When attempting to improve workplace communication, start-up employees are commonly provided resources such as psychological type or style assessments and tools to help them become more effective speakers. I’ve noticed that listening, which is half of the communication equation, is largely neglected. Yet I commonly find myself in conversations with employees, from executives to individual contributors, who are frustrated because they don’t feel like their manager is truly listening to them.
I recently worked with a management team that was composed of several highly analytical listeners. Since we tend to highlight the type of information we prefer to listen to, these managers structured their entire operations around data and evaluated the performance of their team almost exclusively on objectives that could be measured. The direction they provided for their team only took into account data-driven rationales. They were quick to write off anecdotal reasoning for business challenges when reported by their team. The team became more and more reluctant to share feedback with their leaders. Both leadership and the team were frustrated and the situation had reached a boiling point.

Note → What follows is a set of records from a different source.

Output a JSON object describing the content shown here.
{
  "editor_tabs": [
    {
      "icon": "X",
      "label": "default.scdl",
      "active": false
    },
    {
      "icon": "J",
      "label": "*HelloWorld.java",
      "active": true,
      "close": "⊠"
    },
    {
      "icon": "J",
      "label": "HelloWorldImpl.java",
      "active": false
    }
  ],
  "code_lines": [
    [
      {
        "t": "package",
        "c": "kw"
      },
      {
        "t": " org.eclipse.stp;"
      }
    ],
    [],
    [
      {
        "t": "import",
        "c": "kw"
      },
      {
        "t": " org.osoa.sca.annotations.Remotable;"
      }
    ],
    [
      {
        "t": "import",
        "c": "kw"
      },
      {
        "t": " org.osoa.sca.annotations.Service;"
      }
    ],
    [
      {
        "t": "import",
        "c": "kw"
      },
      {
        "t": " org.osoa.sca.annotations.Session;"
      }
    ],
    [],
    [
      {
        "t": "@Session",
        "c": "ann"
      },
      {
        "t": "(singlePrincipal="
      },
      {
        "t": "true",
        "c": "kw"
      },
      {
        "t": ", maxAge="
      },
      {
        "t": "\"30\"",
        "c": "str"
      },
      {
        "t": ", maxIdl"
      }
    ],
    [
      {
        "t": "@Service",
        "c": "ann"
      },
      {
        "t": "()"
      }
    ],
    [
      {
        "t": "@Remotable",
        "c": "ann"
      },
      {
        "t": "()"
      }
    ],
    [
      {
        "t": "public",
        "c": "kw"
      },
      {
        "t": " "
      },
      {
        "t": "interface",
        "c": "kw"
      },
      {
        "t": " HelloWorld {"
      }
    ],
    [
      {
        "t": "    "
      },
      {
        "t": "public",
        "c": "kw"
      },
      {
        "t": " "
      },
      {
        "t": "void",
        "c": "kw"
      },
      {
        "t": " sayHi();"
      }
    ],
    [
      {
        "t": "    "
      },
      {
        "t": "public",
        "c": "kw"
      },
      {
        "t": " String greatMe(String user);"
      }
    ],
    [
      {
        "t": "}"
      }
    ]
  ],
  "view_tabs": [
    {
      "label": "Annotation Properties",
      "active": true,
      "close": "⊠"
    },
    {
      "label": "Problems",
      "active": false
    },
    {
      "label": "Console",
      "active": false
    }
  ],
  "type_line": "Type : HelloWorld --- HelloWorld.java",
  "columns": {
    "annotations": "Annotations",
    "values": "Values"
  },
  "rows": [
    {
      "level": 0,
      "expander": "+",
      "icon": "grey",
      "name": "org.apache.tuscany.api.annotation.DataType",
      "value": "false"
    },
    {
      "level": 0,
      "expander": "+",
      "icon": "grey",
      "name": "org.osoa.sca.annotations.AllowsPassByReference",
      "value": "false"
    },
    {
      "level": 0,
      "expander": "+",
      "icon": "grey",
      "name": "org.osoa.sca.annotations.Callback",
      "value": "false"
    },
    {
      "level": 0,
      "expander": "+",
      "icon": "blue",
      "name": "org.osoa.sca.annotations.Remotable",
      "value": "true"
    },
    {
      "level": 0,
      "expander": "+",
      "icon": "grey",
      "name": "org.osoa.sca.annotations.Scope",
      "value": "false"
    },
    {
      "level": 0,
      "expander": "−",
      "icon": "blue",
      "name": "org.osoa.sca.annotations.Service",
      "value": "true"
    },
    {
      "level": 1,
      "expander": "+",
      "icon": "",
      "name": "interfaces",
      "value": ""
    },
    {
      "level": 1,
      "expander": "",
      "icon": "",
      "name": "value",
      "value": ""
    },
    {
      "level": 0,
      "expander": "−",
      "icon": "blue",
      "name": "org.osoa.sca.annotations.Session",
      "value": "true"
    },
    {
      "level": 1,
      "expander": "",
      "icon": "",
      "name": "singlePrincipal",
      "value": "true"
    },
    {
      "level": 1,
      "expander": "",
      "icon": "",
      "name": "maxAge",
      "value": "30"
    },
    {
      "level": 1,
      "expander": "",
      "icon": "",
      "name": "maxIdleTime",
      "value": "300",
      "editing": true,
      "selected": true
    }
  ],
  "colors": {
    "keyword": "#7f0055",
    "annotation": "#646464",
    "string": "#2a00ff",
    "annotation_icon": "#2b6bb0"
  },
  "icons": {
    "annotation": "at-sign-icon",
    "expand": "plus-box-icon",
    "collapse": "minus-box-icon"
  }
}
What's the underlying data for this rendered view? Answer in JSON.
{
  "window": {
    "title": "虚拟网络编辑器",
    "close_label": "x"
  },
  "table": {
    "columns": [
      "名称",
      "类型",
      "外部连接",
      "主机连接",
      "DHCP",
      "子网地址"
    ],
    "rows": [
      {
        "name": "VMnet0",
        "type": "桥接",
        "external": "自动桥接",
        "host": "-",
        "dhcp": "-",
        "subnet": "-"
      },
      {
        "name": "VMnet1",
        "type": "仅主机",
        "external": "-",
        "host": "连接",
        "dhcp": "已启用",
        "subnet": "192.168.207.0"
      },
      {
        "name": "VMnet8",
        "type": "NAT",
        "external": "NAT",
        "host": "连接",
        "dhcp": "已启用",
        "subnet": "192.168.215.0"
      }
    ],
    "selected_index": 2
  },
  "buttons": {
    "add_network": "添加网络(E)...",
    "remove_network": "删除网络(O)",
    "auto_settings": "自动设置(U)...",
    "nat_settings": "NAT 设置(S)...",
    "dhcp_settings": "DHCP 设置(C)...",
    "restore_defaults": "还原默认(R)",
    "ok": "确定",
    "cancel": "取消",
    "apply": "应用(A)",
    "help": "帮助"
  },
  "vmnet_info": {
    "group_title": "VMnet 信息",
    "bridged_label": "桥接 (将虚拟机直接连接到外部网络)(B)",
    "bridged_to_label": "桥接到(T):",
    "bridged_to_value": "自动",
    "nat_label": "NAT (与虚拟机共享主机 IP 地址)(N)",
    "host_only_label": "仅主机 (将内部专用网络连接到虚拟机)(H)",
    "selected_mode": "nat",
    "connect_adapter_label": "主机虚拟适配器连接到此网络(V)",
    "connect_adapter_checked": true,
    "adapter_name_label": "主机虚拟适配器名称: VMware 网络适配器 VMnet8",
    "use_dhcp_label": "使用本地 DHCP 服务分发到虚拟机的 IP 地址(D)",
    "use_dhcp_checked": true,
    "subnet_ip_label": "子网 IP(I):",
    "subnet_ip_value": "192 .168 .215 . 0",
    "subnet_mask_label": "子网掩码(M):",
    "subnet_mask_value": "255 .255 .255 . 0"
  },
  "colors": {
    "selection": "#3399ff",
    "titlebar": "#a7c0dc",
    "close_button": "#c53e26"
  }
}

With a lens toward more effective listening, I was able to identify and work with the leadership team to recognize that while facts and data were critical in driving business outcomes it wasn’t what their team was listening for all of the time. Recognizing this context and sharing additional compelling information while shifting their speaking to their team’s listening preferences would unlock better understanding and rebuild trust.
While research proves that we form listening habits, with awareness and practice we can widen the aperture of how and what we listen for. We can even tailor our listening to who is speaking, making us much more effective communicators. In this example, I successfully used the ECHO Listening Profile, a statistically validated listening assessment, paired with other communications training modules such as trust, effective feedback, emotional agility, and accountability to build the Listening Intelligence of the team.
Feeling truly heard at work, regardless of whether you agree or not, builds trust and belonging, and nurtures a positive work culture. Workplace communication (speaking and listening) is directly tied to employee satisfaction and low turnover rates. People join startups specifically because they like to move quickly and see the immediate impact of their work. Simply put, if employees are not heard, especially in these types of work environments, they leave.
This churn in a startup environment not only has a tremendous cost in recruiting and training expense, but also contributes to a tremendous loss in productivity and inefficient cross functional interactions. Most businesses in this stage simply cannot afford to not have their team in lockstep to drive business strategy forward. Investing in the listening side of the communication equation is a crucial tool to prevent that outcome. Rather than having a start-up culture of churn and burn, engaged, intentional listening will help retain your great people and be your competitive edge.
Naomi Honig is Founder and Principal of Three Hive Strategy. She spent almost a decade helping to operate and scale the Boulder-based mission-focused, high-growth restaurant group, The Kitchen. She simultaneously co-founded her own CPG company, Birch Benders, which was acquired by Sovos Brands in 2020. Naomi joined the ECHO Listening Intelligence Certified Practitioner community in 2018.
Comments are closed.